Aspen Heights' launch shelved

·3 min read

Aug. 6—Aspen Heights Pullman has pushed residents' original move-in date to October because of construction delays.

Contracts with residents stated their original move-in date was Aug. 13; a revised move-in date once construction is complete has not been released.

The property management company is new to Pullman, and construction started on the complex in August 2021. Aspen Heights would provide 752 beds in their units, according to past Daily News reporting.

Residents at Aspen Heights were notified about this delay Aug. 4. They are unable to cancel their lease and were instead presented with two options, which they must choose between before Monday. According to a letter sent to the residents via email, their options include receiving a $1,000 credit on their resident ledger and be responsible for finding living arrangements; or partner with The Ruckus, a local student community in Pullman, and receive a $300 credit on their resident ledger.

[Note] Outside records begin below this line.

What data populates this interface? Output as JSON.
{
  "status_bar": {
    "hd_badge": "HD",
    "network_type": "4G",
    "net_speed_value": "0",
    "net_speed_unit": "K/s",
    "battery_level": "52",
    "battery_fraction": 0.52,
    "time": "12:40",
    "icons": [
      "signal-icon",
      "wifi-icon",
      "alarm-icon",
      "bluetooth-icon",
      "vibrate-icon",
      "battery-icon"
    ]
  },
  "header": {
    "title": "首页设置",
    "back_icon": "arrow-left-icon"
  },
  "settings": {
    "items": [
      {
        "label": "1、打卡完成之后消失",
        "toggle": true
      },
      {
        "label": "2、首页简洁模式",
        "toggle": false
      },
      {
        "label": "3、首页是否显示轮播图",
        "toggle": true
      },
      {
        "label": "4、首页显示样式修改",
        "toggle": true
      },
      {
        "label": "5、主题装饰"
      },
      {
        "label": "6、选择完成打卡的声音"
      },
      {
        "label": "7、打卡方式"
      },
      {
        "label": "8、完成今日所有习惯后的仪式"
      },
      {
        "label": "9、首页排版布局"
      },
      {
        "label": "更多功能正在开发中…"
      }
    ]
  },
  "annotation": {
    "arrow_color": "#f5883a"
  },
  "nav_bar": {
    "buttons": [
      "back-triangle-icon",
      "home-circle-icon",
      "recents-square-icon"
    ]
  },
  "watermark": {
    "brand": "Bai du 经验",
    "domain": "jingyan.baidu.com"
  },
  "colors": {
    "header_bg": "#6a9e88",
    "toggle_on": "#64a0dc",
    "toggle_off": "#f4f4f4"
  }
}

Although residents will not be able to move into their apartments, they will still be required to pay rent to Aspen Heights during this delay.

Damien Sarrazolla, a resident at Aspen Heights, is a senior at WSU who has lived in off-campus housing before. Years prior, he lived in The Ruckus and was anticipating moving into Aspen Heights in August.

Sarrazolla said he will most likely pick the first option, receiving a $1,000 credit on his resident ledger. Sarrazolla's rent at the complex is $739, and he said this ledger will only be able to cover one and a half month's of rent.

"Outraged and livid" is the way Sarrazolla said he feels about this situation. A week before being notified, the company reached out to Sarrazolla to confirm his move in date on Aug. 13. Sarrazolla went to the management's office to ask what's causing the delay and they didn't have a clear answer. People in the office told Sarrazolla they had no idea what was causing the delays.

"They've not been really transparent with us," Sarrazolla said.

Over the summer, Sarrazolla rented a storage unit in Pullman to store his items through August and cannot afford to store his things for the next few months. He is currently trying to find off-campus housing options, but Sarrazolla has not yet found lodging in Pullman.

Sarrazolla works part-time and is a full-time student with an 18-credit course load for the fall 2022 semester. He said he will be able to afford rent at Aspen Heights during this delay.

Washington State University is aware of the situation at Aspen Heights and are actively engaging with the local management team to help find solutions to ensure students are cared for, Phil Weiler, vice president of university marketing and communications at WSU, stated in an email.

Weiler added that students who have an interest in living in on-campus housing are encouraged to email

Aspen Heights was contacted by the Daily News but did not respond or comment on this issue.

Pearce can be reached at or on Twitter @Emily_A_Pearce.